UPDATE: Nissan has announced they are pulling the Titan from Canada. With poor sales, it’s not a big surprise, but it is unfortunate more people didn’t buy one. Get one while you can – and save a ton of money too!
SAFETY – Nissan Safety Shield 360
(Several cameras, radar technology and sonar work together to create a system that looks in front, behind and beside the vehicle as it drives)
- High Beam Assist
- Intelligent Emergency Braking with Pedestrian Detection – can provide audio and visual alerts and even apply the brakes to help avoid or mitigate a collisions

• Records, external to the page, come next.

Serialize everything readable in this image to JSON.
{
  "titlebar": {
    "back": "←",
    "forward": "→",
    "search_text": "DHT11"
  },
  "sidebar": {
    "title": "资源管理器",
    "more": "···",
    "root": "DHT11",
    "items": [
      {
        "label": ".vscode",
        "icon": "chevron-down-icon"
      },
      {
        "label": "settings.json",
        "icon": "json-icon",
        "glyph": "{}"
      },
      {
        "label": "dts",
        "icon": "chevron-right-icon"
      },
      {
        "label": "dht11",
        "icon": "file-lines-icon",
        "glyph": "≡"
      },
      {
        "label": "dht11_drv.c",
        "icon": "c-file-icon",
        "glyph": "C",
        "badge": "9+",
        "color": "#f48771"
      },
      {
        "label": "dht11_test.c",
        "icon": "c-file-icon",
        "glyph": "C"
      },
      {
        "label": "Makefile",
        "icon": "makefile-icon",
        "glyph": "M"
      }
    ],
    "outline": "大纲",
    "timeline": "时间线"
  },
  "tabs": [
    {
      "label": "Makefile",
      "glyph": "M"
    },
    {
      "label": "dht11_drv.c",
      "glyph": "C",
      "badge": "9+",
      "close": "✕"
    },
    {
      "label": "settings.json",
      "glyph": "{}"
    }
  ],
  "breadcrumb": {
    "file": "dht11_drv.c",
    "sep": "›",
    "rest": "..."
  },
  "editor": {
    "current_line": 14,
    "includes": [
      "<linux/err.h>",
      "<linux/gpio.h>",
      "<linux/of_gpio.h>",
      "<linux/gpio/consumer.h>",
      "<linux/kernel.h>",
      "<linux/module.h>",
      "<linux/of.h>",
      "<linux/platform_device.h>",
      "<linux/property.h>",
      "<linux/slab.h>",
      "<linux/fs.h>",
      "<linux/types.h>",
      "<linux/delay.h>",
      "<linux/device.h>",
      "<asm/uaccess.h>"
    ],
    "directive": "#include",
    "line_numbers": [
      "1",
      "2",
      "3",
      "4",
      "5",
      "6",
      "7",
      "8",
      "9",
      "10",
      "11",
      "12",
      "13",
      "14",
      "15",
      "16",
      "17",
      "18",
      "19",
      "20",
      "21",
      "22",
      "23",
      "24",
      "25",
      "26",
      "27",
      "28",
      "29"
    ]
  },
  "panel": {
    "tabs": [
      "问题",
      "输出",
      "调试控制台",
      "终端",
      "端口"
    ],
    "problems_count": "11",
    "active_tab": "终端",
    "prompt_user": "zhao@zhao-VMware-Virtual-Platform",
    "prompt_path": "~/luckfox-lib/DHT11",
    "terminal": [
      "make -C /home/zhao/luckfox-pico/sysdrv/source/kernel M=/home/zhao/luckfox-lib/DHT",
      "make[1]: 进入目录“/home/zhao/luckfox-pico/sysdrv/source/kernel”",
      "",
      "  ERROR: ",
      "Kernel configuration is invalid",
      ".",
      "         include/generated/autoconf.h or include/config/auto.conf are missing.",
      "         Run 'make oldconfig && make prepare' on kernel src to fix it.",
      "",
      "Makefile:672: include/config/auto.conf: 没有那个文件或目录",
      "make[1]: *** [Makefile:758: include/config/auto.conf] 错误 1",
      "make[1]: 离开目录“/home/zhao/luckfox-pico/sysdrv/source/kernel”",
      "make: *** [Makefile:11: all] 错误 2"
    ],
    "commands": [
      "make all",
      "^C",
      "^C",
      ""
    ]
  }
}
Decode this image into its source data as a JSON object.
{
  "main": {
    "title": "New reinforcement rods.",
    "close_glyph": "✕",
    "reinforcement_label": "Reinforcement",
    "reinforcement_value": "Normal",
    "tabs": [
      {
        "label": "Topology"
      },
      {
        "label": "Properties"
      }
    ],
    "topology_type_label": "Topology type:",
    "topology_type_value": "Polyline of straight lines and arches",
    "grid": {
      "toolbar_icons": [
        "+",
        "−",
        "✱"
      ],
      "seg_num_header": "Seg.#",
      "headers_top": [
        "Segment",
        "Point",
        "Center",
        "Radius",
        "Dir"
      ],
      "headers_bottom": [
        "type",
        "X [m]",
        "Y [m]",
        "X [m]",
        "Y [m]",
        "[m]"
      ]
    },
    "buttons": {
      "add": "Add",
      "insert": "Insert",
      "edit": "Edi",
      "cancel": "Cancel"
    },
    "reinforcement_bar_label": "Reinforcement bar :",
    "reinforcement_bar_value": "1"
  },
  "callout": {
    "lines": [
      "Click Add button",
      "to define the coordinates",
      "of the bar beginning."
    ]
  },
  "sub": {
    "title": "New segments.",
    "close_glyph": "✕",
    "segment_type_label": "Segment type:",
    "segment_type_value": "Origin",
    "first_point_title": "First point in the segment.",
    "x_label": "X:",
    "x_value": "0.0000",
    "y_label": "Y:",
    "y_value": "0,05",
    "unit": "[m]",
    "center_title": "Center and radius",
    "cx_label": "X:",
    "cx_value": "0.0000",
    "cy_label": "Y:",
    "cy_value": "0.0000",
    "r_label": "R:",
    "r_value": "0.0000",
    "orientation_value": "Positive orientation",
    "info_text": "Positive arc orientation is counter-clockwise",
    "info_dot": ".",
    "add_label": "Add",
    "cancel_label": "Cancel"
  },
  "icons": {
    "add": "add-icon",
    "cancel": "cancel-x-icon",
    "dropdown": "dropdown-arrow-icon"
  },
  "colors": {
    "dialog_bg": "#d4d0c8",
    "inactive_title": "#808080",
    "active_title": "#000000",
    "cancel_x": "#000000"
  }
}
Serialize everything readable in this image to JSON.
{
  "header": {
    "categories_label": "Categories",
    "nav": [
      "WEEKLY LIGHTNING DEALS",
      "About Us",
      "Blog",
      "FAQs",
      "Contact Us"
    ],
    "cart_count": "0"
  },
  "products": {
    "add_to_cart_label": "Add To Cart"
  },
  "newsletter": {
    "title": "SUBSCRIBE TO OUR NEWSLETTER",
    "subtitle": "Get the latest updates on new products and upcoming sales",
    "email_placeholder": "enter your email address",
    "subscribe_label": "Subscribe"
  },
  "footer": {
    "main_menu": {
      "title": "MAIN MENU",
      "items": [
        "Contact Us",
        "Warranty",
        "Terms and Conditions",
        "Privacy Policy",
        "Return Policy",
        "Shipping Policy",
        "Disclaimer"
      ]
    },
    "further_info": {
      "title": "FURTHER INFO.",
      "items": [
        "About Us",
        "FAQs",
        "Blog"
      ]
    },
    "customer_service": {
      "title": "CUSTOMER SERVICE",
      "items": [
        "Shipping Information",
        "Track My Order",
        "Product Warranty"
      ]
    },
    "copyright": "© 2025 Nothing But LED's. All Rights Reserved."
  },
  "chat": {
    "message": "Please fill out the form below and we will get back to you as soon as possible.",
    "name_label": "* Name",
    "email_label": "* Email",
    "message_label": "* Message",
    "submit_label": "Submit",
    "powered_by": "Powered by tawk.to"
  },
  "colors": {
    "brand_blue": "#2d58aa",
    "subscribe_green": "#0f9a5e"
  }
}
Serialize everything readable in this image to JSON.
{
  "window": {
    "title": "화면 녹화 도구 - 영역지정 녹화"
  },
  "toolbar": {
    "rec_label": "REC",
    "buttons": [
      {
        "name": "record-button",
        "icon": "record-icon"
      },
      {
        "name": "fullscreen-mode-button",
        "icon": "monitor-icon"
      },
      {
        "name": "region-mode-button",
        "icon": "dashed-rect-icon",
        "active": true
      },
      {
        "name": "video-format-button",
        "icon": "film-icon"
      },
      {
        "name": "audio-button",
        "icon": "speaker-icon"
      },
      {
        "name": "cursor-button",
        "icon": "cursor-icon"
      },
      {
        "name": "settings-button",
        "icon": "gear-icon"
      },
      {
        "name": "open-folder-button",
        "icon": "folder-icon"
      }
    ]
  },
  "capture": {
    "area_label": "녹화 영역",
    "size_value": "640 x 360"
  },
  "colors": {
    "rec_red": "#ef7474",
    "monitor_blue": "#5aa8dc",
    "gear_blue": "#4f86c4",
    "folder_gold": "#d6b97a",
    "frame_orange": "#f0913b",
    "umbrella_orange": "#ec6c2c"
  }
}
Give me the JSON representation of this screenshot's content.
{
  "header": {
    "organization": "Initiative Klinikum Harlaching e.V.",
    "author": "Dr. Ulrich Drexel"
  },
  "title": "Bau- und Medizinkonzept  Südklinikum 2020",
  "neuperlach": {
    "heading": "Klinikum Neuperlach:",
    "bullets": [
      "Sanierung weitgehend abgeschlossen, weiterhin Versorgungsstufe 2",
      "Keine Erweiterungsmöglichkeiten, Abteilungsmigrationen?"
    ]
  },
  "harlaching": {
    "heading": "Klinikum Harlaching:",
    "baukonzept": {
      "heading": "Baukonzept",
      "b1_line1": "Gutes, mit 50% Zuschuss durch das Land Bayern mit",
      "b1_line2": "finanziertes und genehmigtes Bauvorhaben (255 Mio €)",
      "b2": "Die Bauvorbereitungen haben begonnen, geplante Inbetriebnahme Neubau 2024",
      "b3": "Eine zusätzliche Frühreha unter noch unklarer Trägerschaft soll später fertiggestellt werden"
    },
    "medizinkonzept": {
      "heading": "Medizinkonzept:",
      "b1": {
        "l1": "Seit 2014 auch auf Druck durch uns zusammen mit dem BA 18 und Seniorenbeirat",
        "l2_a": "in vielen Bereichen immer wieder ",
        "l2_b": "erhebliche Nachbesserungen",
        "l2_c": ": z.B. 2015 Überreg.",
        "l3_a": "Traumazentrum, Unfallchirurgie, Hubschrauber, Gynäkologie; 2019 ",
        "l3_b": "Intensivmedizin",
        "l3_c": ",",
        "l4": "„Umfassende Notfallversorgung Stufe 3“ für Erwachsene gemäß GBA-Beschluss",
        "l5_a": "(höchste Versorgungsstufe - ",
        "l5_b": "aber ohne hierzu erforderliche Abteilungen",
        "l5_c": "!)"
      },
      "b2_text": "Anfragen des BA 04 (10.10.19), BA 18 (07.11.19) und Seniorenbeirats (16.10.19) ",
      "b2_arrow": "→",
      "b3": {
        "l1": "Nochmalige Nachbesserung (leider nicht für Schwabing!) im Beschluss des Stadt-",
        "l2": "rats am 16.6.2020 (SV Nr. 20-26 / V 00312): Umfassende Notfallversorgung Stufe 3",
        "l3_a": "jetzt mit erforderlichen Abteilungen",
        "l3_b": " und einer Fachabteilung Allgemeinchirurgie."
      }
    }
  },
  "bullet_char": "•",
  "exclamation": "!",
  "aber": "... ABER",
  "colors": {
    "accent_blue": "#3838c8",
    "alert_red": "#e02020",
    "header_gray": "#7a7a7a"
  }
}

- Blind Spot Warning – I love where the light is placed in the door instead of on the mirror-like most manufactures – it’s so much easier to see
- Rear Intelligent Automatic Braking – watches out directly behind you for stationery items you might not see.
- Rear Cross-Traffic Alert – can alert you to approaching cars that might be out of sight
- Lane Departure Warning w/HAPTIC Steering – vibrates the steering wheel just enough to get your attention without being annoying – Nissan’s is definitely one of the best and easiest to live with
- Intelligent Forward Collision Warning – It watches two cars ahead, monitoring your speed and distance, and when it detects sudden deceleration, it can give you a warning to slow down.
- Intelligent Driver Alertness – analyzes driver steering behavior to provide an alert if signs of drowsiness or inattention are detected
Copyright © 2020 by Iain Shankland. All rights reserved.
Text: Iain Shankland / Images: Iain Shankland